I look around regularly at the moment and wonder to myself: what the hell is happening to this country? The potholes in my city resemble roads in some war-torn republic, not an ostensibly first world nation; our national health service is in rolling crisis; workers are striking in virtually ever sector; food and energy prices are spiralling out of control, it’s fucking dismal.

It’s hard to know how to cope with this position: do I protect my mental health by removing myself from social media and the news, but thus lose sight of the scope of the issues at hand, or do I chose to remain informed and activist, but threaten the tenuous stability of my inner world?

In the end it probably doesn’t matter, since the average person will just get fucked over either way by virtue of simply existing in the crumbling world around them. This I think is what Hecker speaks to in newest effort No Highs, the glittering soullessness of the socio-cultural landscape and the un-avoidance of its pervasive and far reaching damage on our collective psyches. We’re all just sort of, along for the ride, with no clear idea on the collective toll all of this is having.

Tim has a history of this political finger-pointing: I’m reminded of his work on Ravedeath which was a focused shot on the rapidly exploding world of digitisation and streaming quickly eroding the value of the structured album format and the tangibility of physical media. There though the power of the organ and piano used their historic weight as weapons against the future in seamless flow, here we’re caught in the insistent rhythmics of synth and saxophone (courtesy of Colin Stetson), already lost inside the machine.

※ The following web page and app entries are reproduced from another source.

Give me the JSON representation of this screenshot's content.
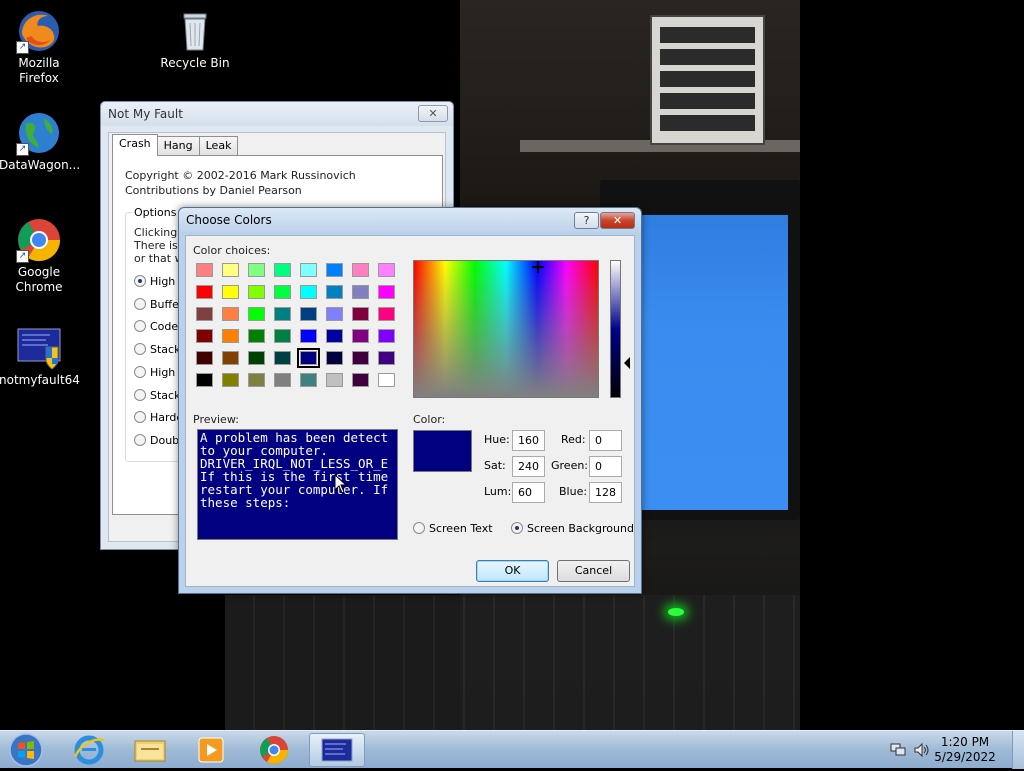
{
  "desktop": {
    "icons": [
      {
        "label_1": "Mozilla",
        "label_2": "Firefox",
        "icon": "firefox-icon"
      },
      {
        "label_1": "Recycle Bin",
        "icon": "recycle-bin-icon"
      },
      {
        "label_1": "DataWagon...",
        "icon": "datawagon-icon"
      },
      {
        "label_1": "Google",
        "label_2": "Chrome",
        "icon": "chrome-icon"
      },
      {
        "label_1": "notmyfault64",
        "icon": "notmyfault-icon"
      }
    ]
  },
  "notmyfault": {
    "title": "Not My Fault",
    "tabs": [
      "Crash",
      "Hang",
      "Leak"
    ],
    "active_tab": "Crash",
    "copyright": "Copyright © 2002-2016 Mark Russinovich",
    "contributions": "Contributions by Daniel Pearson",
    "options_label": "Options",
    "options_desc": [
      "Clicking th",
      "There is a",
      "or that wo"
    ],
    "radios": [
      {
        "label": "High Ir",
        "checked": true
      },
      {
        "label": "Buffer",
        "checked": false
      },
      {
        "label": "Code c",
        "checked": false
      },
      {
        "label": "Stack",
        "checked": false
      },
      {
        "label": "High Ir",
        "checked": false
      },
      {
        "label": "Stack",
        "checked": false
      },
      {
        "label": "Hardc",
        "checked": false
      },
      {
        "label": "Double",
        "checked": false
      }
    ]
  },
  "choose_colors": {
    "title": "Choose Colors",
    "help_label": "?",
    "close_label": "✕",
    "color_choices_label": "Color choices:",
    "swatches": [
      [
        "#ff8080",
        "#ffff80",
        "#80ff80",
        "#00ff80",
        "#80ffff",
        "#0080ff",
        "#ff80c0",
        "#ff80ff"
      ],
      [
        "#ff0000",
        "#ffff00",
        "#80ff00",
        "#00ff40",
        "#00ffff",
        "#0080c0",
        "#8080c0",
        "#ff00ff"
      ],
      [
        "#804040",
        "#ff8040",
        "#00ff00",
        "#008080",
        "#004080",
        "#8080ff",
        "#800040",
        "#ff0080"
      ],
      [
        "#800000",
        "#ff8000",
        "#008000",
        "#008040",
        "#0000ff",
        "#0000a0",
        "#800080",
        "#8000ff"
      ],
      [
        "#400000",
        "#804000",
        "#004000",
        "#004040",
        "#000080",
        "#000040",
        "#400040",
        "#400080"
      ],
      [
        "#000000",
        "#808000",
        "#808040",
        "#808080",
        "#408080",
        "#c0c0c0",
        "#400040",
        "#ffffff"
      ]
    ],
    "selected_swatch": "#000080",
    "preview_label": "Preview:",
    "preview_lines": [
      "A problem has been detect",
      "to your computer.",
      "",
      "DRIVER_IRQL_NOT_LESS_OR_E",
      "",
      "If this is the first time",
      "restart your computer. If",
      "these steps:"
    ],
    "color_label": "Color:",
    "current_color": "#000080",
    "hue_label": "Hue:",
    "hue": "160",
    "sat_label": "Sat:",
    "sat": "240",
    "lum_label": "Lum:",
    "lum": "60",
    "red_label": "Red:",
    "red": "0",
    "green_label": "Green:",
    "green": "0",
    "blue_label": "Blue:",
    "blue": "128",
    "radio_screen_text": "Screen Text",
    "radio_screen_background": "Screen Background",
    "selected_target": "Screen Background",
    "ok_label": "OK",
    "cancel_label": "Cancel"
  },
  "taskbar": {
    "time": "1:20 PM",
    "date": "5/29/2022",
    "pinned": [
      "internet-explorer-icon",
      "file-explorer-icon",
      "media-player-icon",
      "chrome-icon",
      "notmyfault-icon"
    ]
  }
}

If you enjoyed his previous doublet of Konoyo and Anoyo then it’s likely this will be of interest, with its crisp digital production polish and clean electronics. Idiosyncratic pair “Monotony I” and “Monotony II” set the metronomic insistence of the record from the off, the former heaving in vertiginous whoops and hurls (strongly ala Konoyo‘s “This Life”), and the latter vomiting Stetson’s saxophone urgently over that stable rhythmic core. The feverish pulsations of itchy “Anxiety” move even more uncomfortably, rapping out a demanding beat that just consumes; though a swirl of instrumentation orbits its heart, it is filled with an insatiable need to move.

The more “stereotypically” ambient interludes, meanwhile, seem to exist in a state of deflation or perhaps temporary cessation. Rather than providing some soothing interstitial breaks from the angst and the din, they instead have a numbness to them, filled with the knowledge that the next bout with work and chores and politics is coming again. “Total Garbage” slinks on murky sax wanderings before the tortured energetics of “Lotus Light”, and “Sense Suppression” cracks the relentless tappings and trappings of “Anxiety” to drift into listless ennui.

No Highs is a clinical, sterile world, one that lacks words of comfort or any sort of hopefulness that things might improve. Instead, neuroses and psychological damage are laid on the table unflatteringly, unerringly. For me it’s a hard pill to swallow as, technically proficient and beautiful though it is, there’s a grim mirror held here that’s more on the nose than perhaps anything Tim has done before, and I don’t quite want to look directly at it.